*** The data ***

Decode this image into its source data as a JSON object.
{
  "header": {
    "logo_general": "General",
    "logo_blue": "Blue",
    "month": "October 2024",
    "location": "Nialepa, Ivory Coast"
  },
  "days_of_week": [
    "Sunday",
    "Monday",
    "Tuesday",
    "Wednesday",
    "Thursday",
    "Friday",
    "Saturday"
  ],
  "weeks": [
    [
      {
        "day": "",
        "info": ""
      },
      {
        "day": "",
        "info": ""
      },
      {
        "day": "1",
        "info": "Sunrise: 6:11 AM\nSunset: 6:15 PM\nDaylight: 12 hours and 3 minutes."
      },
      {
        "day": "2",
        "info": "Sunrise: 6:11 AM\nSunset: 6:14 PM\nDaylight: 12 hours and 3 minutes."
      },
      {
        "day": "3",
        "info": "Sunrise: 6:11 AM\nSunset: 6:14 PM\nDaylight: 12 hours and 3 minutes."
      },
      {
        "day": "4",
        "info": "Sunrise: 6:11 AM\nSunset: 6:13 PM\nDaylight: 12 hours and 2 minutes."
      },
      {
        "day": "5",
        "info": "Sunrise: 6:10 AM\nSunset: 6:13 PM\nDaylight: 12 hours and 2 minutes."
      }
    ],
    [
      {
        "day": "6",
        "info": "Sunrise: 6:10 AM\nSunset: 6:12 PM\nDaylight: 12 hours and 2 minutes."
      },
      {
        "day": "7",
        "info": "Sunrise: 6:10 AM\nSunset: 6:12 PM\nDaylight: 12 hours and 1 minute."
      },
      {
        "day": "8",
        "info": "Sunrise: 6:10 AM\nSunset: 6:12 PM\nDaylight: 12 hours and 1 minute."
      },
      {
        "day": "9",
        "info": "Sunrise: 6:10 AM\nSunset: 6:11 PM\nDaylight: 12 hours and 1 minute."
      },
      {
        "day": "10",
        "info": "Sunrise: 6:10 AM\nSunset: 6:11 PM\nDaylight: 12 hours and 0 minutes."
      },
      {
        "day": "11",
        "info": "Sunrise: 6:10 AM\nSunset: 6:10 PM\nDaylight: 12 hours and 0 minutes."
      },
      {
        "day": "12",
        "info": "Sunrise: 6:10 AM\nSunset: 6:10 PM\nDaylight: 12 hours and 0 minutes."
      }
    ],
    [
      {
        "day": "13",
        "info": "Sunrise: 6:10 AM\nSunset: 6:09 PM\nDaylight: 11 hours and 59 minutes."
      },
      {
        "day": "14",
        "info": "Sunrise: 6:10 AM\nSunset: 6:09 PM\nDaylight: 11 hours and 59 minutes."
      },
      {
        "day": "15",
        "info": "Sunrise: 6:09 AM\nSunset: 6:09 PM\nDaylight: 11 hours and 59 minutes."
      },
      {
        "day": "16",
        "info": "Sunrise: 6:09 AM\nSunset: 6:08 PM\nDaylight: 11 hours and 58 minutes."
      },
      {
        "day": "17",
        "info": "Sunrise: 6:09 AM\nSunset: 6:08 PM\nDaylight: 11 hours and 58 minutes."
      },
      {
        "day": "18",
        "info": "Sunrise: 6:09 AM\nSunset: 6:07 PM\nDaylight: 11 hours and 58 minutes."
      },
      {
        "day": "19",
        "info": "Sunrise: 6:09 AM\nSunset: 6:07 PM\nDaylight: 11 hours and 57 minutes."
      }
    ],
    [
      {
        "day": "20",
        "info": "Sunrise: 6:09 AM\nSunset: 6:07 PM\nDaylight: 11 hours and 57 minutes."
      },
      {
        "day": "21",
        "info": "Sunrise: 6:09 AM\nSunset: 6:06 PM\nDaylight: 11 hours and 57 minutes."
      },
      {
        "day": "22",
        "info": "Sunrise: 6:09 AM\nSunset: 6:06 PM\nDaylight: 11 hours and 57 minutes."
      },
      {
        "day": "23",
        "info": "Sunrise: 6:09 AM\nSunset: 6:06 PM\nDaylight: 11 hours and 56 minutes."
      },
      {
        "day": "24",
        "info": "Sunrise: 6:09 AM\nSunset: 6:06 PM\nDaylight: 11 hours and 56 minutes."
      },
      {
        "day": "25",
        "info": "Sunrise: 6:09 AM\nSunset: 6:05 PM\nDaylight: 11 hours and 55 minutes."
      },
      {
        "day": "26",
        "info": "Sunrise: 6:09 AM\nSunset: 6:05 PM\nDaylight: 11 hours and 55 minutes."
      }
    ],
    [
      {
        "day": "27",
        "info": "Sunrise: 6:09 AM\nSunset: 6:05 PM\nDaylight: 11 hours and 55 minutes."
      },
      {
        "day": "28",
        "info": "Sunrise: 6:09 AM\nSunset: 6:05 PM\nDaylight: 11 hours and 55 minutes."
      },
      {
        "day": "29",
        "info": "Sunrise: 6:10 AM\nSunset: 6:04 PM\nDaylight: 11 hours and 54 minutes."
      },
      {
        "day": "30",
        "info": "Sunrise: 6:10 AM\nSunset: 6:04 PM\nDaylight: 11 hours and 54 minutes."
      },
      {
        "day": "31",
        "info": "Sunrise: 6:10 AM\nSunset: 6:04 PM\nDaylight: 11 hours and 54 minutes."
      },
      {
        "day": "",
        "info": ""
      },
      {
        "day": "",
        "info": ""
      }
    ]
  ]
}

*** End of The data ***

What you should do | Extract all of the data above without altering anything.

Response to this task |
Decode this image into its source data as a JSON object.
{
  "header": {
    "logo_general": "General",
    "logo_blue": "Blue",
    "month": "October 2024",
    "location": "Nialepa, Ivory Coast"
  },
  "days_of_week": [
    "Sunday",
    "Monday",
    "Tuesday",
    "Wednesday",
    "Thursday",
    "Friday",
    "Saturday"
  ],
  "weeks": [
    [
      {
        "day": "",
        "info": ""
      },
      {
        "day": "",
        "info": ""
      },
      {
        "day": "1",
        "info": "Sunrise: 6:11 AM\nSunset: 6:15 PM\nDaylight: 12 hours and 3 minutes."
      },
      {
        "day": "2",
        "info": "Sunrise: 6:11 AM\nSunset: 6:14 PM\nDaylight: 12 hours and 3 minutes."
      },
      {
        "day": "3",
        "info": "Sunrise: 6:11 AM\nSunset: 6:14 PM\nDaylight: 12 hours and 3 minutes."
      },
      {
        "day": "4",
        "info": "Sunrise: 6:11 AM\nSunset: 6:13 PM\nDaylight: 12 hours and 2 minutes."
      },
      {
        "day": "5",
        "info": "Sunrise: 6:10 AM\nSunset: 6:13 PM\nDaylight: 12 hours and 2 minutes."
      }
    ],
    [
      {
        "day": "6",
        "info": "Sunrise: 6:10 AM\nSunset: 6:12 PM\nDaylight: 12 hours and 2 minutes."
      },
      {
        "day": "7",
        "info": "Sunrise: 6:10 AM\nSunset: 6:12 PM\nDaylight: 12 hours and 1 minute."
      },
      {
        "day": "8",
        "info": "Sunrise: 6:10 AM\nSunset: 6:12 PM\nDaylight: 12 hours and 1 minute."
      },
      {
        "day": "9",
        "info": "Sunrise: 6:10 AM\nSunset: 6:11 PM\nDaylight: 12 hours and 1 minute."
      },
      {
        "day": "10",
        "info": "Sunrise: 6:10 AM\nSunset: 6:11 PM\nDaylight: 12 hours and 0 minutes."
      },
      {
        "day": "11",
        "info": "Sunrise: 6:10 AM\nSunset: 6:10 PM\nDaylight: 12 hours and 0 minutes."
      },
      {
        "day": "12",
        "info": "Sunrise: 6:10 AM\nSunset: 6:10 PM\nDaylight: 12 hours and 0 minutes."
      }
    ],
    [
      {
        "day": "13",
        "info": "Sunrise: 6:10 AM\nSunset: 6:09 PM\nDaylight: 11 hours and 59 minutes."
      },
      {
        "day": "14",
        "info": "Sunrise: 6:10 AM\nSunset: 6:09 PM\nDaylight: 11 hours and 59 minutes."
      },
      {
        "day": "15",
        "info": "Sunrise: 6:09 AM\nSunset: 6:09 PM\nDaylight: 11 hours and 59 minutes."
      },
      {
        "day": "16",
        "info": "Sunrise: 6:09 AM\nSunset: 6:08 PM\nDaylight: 11 hours and 58 minutes."
      },
      {
        "day": "17",
        "info": "Sunrise: 6:09 AM\nSunset: 6:08 PM\nDaylight: 11 hours and 58 minutes."
      },
      {
        "day": "18",
        "info": "Sunrise: 6:09 AM\nSunset: 6:07 PM\nDaylight: 11 hours and 58 minutes."
      },
      {
        "day": "19",
        "info": "Sunrise: 6:09 AM\nSunset: 6:07 PM\nDaylight: 11 hours and 57 minutes."
      }
    ],
    [
      {
        "day": "20",
        "info": "Sunrise: 6:09 AM\nSunset: 6:07 PM\nDaylight: 11 hours and 57 minutes."
      },
      {
        "day": "21",
        "info": "Sunrise: 6:09 AM\nSunset: 6:06 PM\nDaylight: 11 hours and 57 minutes."
      },
      {
        "day": "22",
        "info": "Sunrise: 6:09 AM\nSunset: 6:06 PM\nDaylight: 11 hours and 57 minutes."
      },
      {
        "day": "23",
        "info": "Sunrise: 6:09 AM\nSunset: 6:06 PM\nDaylight: 11 hours and 56 minutes."
      },
      {
        "day": "24",
        "info": "Sunrise: 6:09 AM\nSunset: 6:06 PM\nDaylight: 11 hours and 56 minutes."
      },
      {
        "day": "25",
        "info": "Sunrise: 6:09 AM\nSunset: 6:05 PM\nDaylight: 11 hours and 55 minutes."
      },
      {
        "day": "26",
        "info": "Sunrise: 6:09 AM\nSunset: 6:05 PM\nDaylight: 11 hours and 55 minutes."
      }
    ],
    [
      {
        "day": "27",
        "info": "Sunrise: 6:09 AM\nSunset: 6:05 PM\nDaylight: 11 hours and 55 minutes."
      },
      {
        "day": "28",
        "info": "Sunrise: 6:09 AM\nSunset: 6:05 PM\nDaylight: 11 hours and 55 minutes."
      },
      {
        "day": "29",
        "info": "Sunrise: 6:10 AM\nSunset: 6:04 PM\nDaylight: 11 hours and 54 minutes."
      },
      {
        "day": "30",
        "info": "Sunrise: 6:10 AM\nSunset: 6:04 PM\nDaylight: 11 hours and 54 minutes."
      },
      {
        "day": "31",
        "info": "Sunrise: 6:10 AM\nSunset: 6:04 PM\nDaylight: 11 hours and 54 minutes."
      },
      {
        "day": "",
        "info": ""
      },
      {
        "day": "",
        "info": ""
      }
    ]
  ]
}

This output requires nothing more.